Johnna’s a good friend and possibly a saint for putting up with me and my camera for days at a stretch. I’m grateful for her and for great vintage signs like this one.

A Mile Shy Of Laramie Peak

One goal for my western adventure was to climb Laramie Peak. Once a landmark for weary travelers along the Oregon Trail, today it is a popular area for recreation as part of the Medicine Bow National Forest in Wyoming.

There is a nice hiking trail up the 10,274 foot mountain and Johnna and I were stoked to climb it. It’s about five miles up so we set out with packs full of water and supplies but felt no sense of urgency as the forecast was for blue skies all day.

This was the view early in the day.

Laramie Peak rocks and sky.JPG

Lovely, isn’t it? The sky was blue and clear, punctuated with puffy white clouds that my friend calls “Simpson’s Clouds.” It was the perfect day for a long hike.

Around mile three, we started running into rain showers. Just a little drizzle but we could see that a dark cloud was settling over us.

storm cloud.JPG

At mile four, the sky turned ominous and the rain picked up.

And then came the wind: wind so powerful that it sounded like a train coming up the mountain and so strong that it could knock you over.

The terrain turns rockier as you near the top, making travel treacherous when the ground and rocks are wet. There’s no cell service here and we saw just one house in the vicinity after traveling for miles without seeing another living soul – even at the campground.

In other words, it would be a long, lonely trip down the mountain to run for help for your friend should someone get hurt. And the rescue undoubtedly would involve a helicopter ride.

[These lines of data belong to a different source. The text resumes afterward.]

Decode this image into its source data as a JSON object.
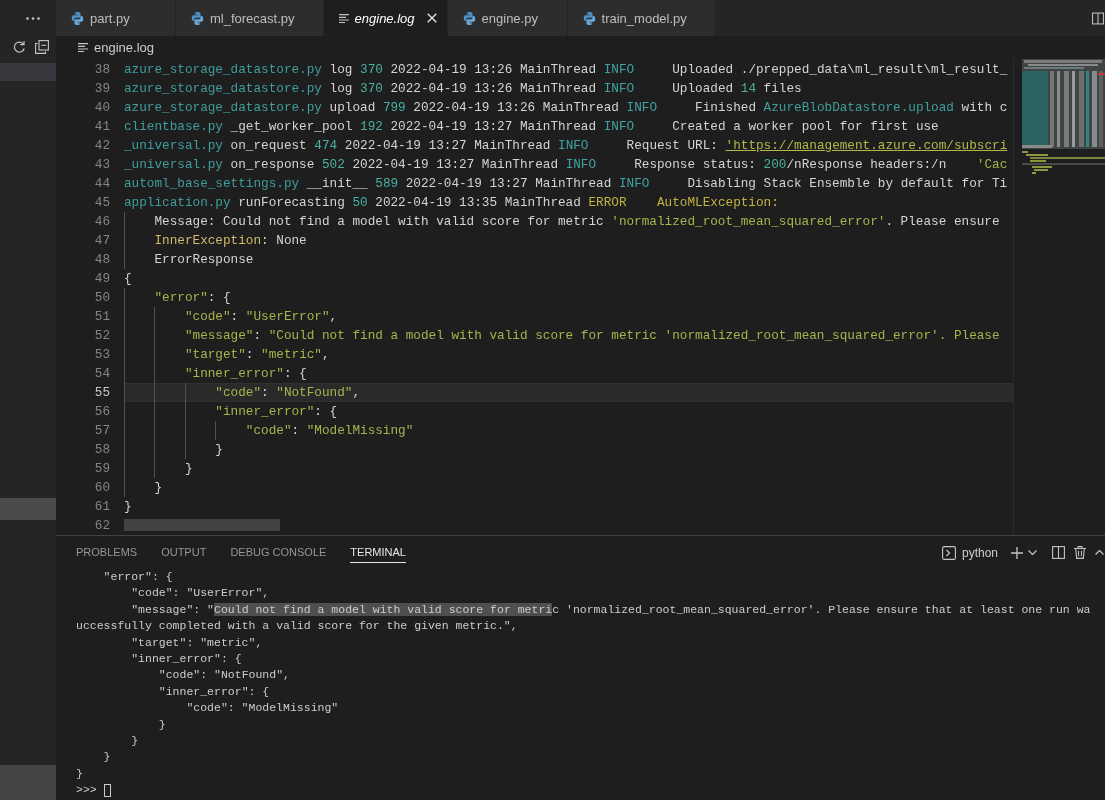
{
  "tabs": [
    {
      "label": "part.py",
      "kind": "python",
      "selected": false,
      "preview": false
    },
    {
      "label": "ml_forecast.py",
      "kind": "python",
      "selected": false,
      "preview": false
    },
    {
      "label": "engine.log",
      "kind": "log",
      "selected": true,
      "preview": true
    },
    {
      "label": "engine.py",
      "kind": "python",
      "selected": false,
      "preview": false
    },
    {
      "label": "train_model.py",
      "kind": "python",
      "selected": false,
      "preview": false
    }
  ],
  "breadcrumb": {
    "label": "engine.log",
    "kind": "log"
  },
  "editor": {
    "lines": [
      {
        "number": "38",
        "current": false,
        "segments": [
          {
            "text": "azure_storage_datastore.py",
            "kind": "file"
          },
          {
            "text": " log ",
            "kind": "text"
          },
          {
            "text": "370",
            "kind": "number"
          },
          {
            "text": " 2022-04-19 13:26 MainThread ",
            "kind": "text"
          },
          {
            "text": "INFO",
            "kind": "info"
          },
          {
            "text": "     Uploaded ./prepped_data\\ml_result\\ml_result_",
            "kind": "text"
          }
        ]
      },
      {
        "number": "39",
        "current": false,
        "segments": [
          {
            "text": "azure_storage_datastore.py",
            "kind": "file"
          },
          {
            "text": " log ",
            "kind": "text"
          },
          {
            "text": "370",
            "kind": "number"
          },
          {
            "text": " 2022-04-19 13:26 MainThread ",
            "kind": "text"
          },
          {
            "text": "INFO",
            "kind": "info"
          },
          {
            "text": "     Uploaded ",
            "kind": "text"
          },
          {
            "text": "14",
            "kind": "number"
          },
          {
            "text": " files",
            "kind": "text"
          }
        ]
      },
      {
        "number": "40",
        "current": false,
        "segments": [
          {
            "text": "azure_storage_datastore.py",
            "kind": "file"
          },
          {
            "text": " upload ",
            "kind": "text"
          },
          {
            "text": "799",
            "kind": "number"
          },
          {
            "text": " 2022-04-19 13:26 MainThread ",
            "kind": "text"
          },
          {
            "text": "INFO",
            "kind": "info"
          },
          {
            "text": "     Finished ",
            "kind": "text"
          },
          {
            "text": "AzureBlobDatastore.upload",
            "kind": "name"
          },
          {
            "text": " with c",
            "kind": "text"
          }
        ]
      },
      {
        "number": "41",
        "current": false,
        "segments": [
          {
            "text": "clientbase.py",
            "kind": "file"
          },
          {
            "text": " _get_worker_pool ",
            "kind": "text"
          },
          {
            "text": "192",
            "kind": "number"
          },
          {
            "text": " 2022-04-19 13:27 MainThread ",
            "kind": "text"
          },
          {
            "text": "INFO",
            "kind": "info"
          },
          {
            "text": "     Created a worker pool for first use",
            "kind": "text"
          }
        ]
      },
      {
        "number": "42",
        "current": false,
        "segments": [
          {
            "text": "_universal.py",
            "kind": "file"
          },
          {
            "text": " on_request ",
            "kind": "text"
          },
          {
            "text": "474",
            "kind": "number"
          },
          {
            "text": " 2022-04-19 13:27 MainThread ",
            "kind": "text"
          },
          {
            "text": "INFO",
            "kind": "info"
          },
          {
            "text": "     Request URL: ",
            "kind": "text"
          },
          {
            "text": "'https://management.azure.com/subscri",
            "kind": "url"
          }
        ]
      },
      {
        "number": "43",
        "current": false,
        "segments": [
          {
            "text": "_universal.py",
            "kind": "file"
          },
          {
            "text": " on_response ",
            "kind": "text"
          },
          {
            "text": "502",
            "kind": "number"
          },
          {
            "text": " 2022-04-19 13:27 MainThread ",
            "kind": "text"
          },
          {
            "text": "INFO",
            "kind": "info"
          },
          {
            "text": "     Response status: ",
            "kind": "text"
          },
          {
            "text": "200",
            "kind": "number"
          },
          {
            "text": "/nResponse headers:/n    ",
            "kind": "text"
          },
          {
            "text": "'Cac",
            "kind": "string"
          }
        ]
      },
      {
        "number": "44",
        "current": false,
        "segments": [
          {
            "text": "automl_base_settings.py",
            "kind": "file"
          },
          {
            "text": " __init__ ",
            "kind": "text"
          },
          {
            "text": "589",
            "kind": "number"
          },
          {
            "text": " 2022-04-19 13:27 MainThread ",
            "kind": "text"
          },
          {
            "text": "INFO",
            "kind": "info"
          },
          {
            "text": "     Disabling Stack Ensemble by default for Ti",
            "kind": "text"
          }
        ]
      },
      {
        "number": "45",
        "current": false,
        "segments": [
          {
            "text": "application.py",
            "kind": "file"
          },
          {
            "text": " runForecasting ",
            "kind": "text"
          },
          {
            "text": "50",
            "kind": "number"
          },
          {
            "text": " 2022-04-19 13:35 MainThread ",
            "kind": "text"
          },
          {
            "text": "ERROR    AutoMLException:",
            "kind": "error"
          }
        ]
      },
      {
        "number": "46",
        "current": false,
        "segments": [
          {
            "text": "    Message: Could not find a model with valid score for metric ",
            "kind": "text"
          },
          {
            "text": "'normalized_root_mean_squared_error'",
            "kind": "string"
          },
          {
            "text": ". Please ensure",
            "kind": "text"
          }
        ]
      },
      {
        "number": "47",
        "current": false,
        "segments": [
          {
            "text": "    InnerException",
            "kind": "key"
          },
          {
            "text": ": None",
            "kind": "text"
          }
        ]
      },
      {
        "number": "48",
        "current": false,
        "segments": [
          {
            "text": "    ErrorResponse",
            "kind": "text"
          }
        ]
      },
      {
        "number": "49",
        "current": false,
        "segments": [
          {
            "text": "{",
            "kind": "text"
          }
        ]
      },
      {
        "number": "50",
        "current": false,
        "segments": [
          {
            "text": "    \"error\"",
            "kind": "string"
          },
          {
            "text": ": {",
            "kind": "text"
          }
        ]
      },
      {
        "number": "51",
        "current": false,
        "segments": [
          {
            "text": "        \"code\"",
            "kind": "string"
          },
          {
            "text": ": ",
            "kind": "text"
          },
          {
            "text": "\"UserError\"",
            "kind": "string"
          },
          {
            "text": ",",
            "kind": "text"
          }
        ]
      },
      {
        "number": "52",
        "current": false,
        "segments": [
          {
            "text": "        \"message\"",
            "kind": "string"
          },
          {
            "text": ": ",
            "kind": "text"
          },
          {
            "text": "\"Could not find a model with valid score for metric 'normalized_root_mean_squared_error'. Please",
            "kind": "string"
          }
        ]
      },
      {
        "number": "53",
        "current": false,
        "segments": [
          {
            "text": "        \"target\"",
            "kind": "string"
          },
          {
            "text": ": ",
            "kind": "text"
          },
          {
            "text": "\"metric\"",
            "kind": "string"
          },
          {
            "text": ",",
            "kind": "text"
          }
        ]
      },
      {
        "number": "54",
        "current": false,
        "segments": [
          {
            "text": "        \"inner_error\"",
            "kind": "string"
          },
          {
            "text": ": {",
            "kind": "text"
          }
        ]
      },
      {
        "number": "55",
        "current": true,
        "segments": [
          {
            "text": "            \"code\"",
            "kind": "string"
          },
          {
            "text": ": ",
            "kind": "text"
          },
          {
            "text": "\"NotFound\"",
            "kind": "string"
          },
          {
            "text": ",",
            "kind": "text"
          }
        ]
      },
      {
        "number": "56",
        "current": false,
        "segments": [
          {
            "text": "            \"inner_error\"",
            "kind": "string"
          },
          {
            "text": ": {",
            "kind": "text"
          }
        ]
      },
      {
        "number": "57",
        "current": false,
        "segments": [
          {
            "text": "                \"code\"",
            "kind": "string"
          },
          {
            "text": ": ",
            "kind": "text"
          },
          {
            "text": "\"ModelMissing\"",
            "kind": "string"
          }
        ]
      },
      {
        "number": "58",
        "current": false,
        "segments": [
          {
            "text": "            }",
            "kind": "text"
          }
        ]
      },
      {
        "number": "59",
        "current": false,
        "segments": [
          {
            "text": "        }",
            "kind": "text"
          }
        ]
      },
      {
        "number": "60",
        "current": false,
        "segments": [
          {
            "text": "    }",
            "kind": "text"
          }
        ]
      },
      {
        "number": "61",
        "current": false,
        "segments": [
          {
            "text": "}",
            "kind": "text"
          }
        ]
      },
      {
        "number": "62",
        "current": false
      }
    ]
  },
  "panel": {
    "tabs": [
      {
        "label": "PROBLEMS",
        "selected": false
      },
      {
        "label": "OUTPUT",
        "selected": false
      },
      {
        "label": "DEBUG CONSOLE",
        "selected": false
      },
      {
        "label": "TERMINAL",
        "selected": true
      }
    ],
    "terminal_selector": "python",
    "terminal": {
      "lines": [
        {
          "text": "    \"error\": {"
        },
        {
          "text": "        \"code\": \"UserError\","
        },
        {
          "segments": [
            {
              "text": "        \"message\": \"",
              "selected": false
            },
            {
              "text": "Could not find a model with valid score for metri",
              "selected": true
            },
            {
              "text": "c 'normalized_root_mean_squared_error'. Please ensure that at least one run wa",
              "selected": false
            }
          ]
        },
        {
          "text": "uccessfully completed with a valid score for the given metric.\","
        },
        {
          "text": "        \"target\": \"metric\","
        },
        {
          "text": "        \"inner_error\": {"
        },
        {
          "text": "            \"code\": \"NotFound\","
        },
        {
          "text": "            \"inner_error\": {"
        },
        {
          "text": "                \"code\": \"ModelMissing\""
        },
        {
          "text": "            }"
        },
        {
          "text": "        }"
        },
        {
          "text": "    }"
        },
        {
          "text": "}"
        }
      ],
      "prompt": ">>>"
    }
  }
}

We discussed continuing on with our journey and considered sheltering in place if we could find somewhere safe. We had seen a number of natural rock ledges and shelters along the way but none were in sight in that last leg of the journey.

Ultimately, we abandoned our plan and headed back down the mountain toward safety.

It was the right thing to do, even if we were disappointed to abandon our goal. But there will be other trips and other mountains. And we still got in an eight mile hike which isn’t too shabby.

It was a friendly reminder that plans don’t always work out and that sometimes circumstances simply get in the way. We made the best of the day anyway and celebrated eight miles rather than be sad we didn’t make it to ten.

That’s a pretty nice victory too!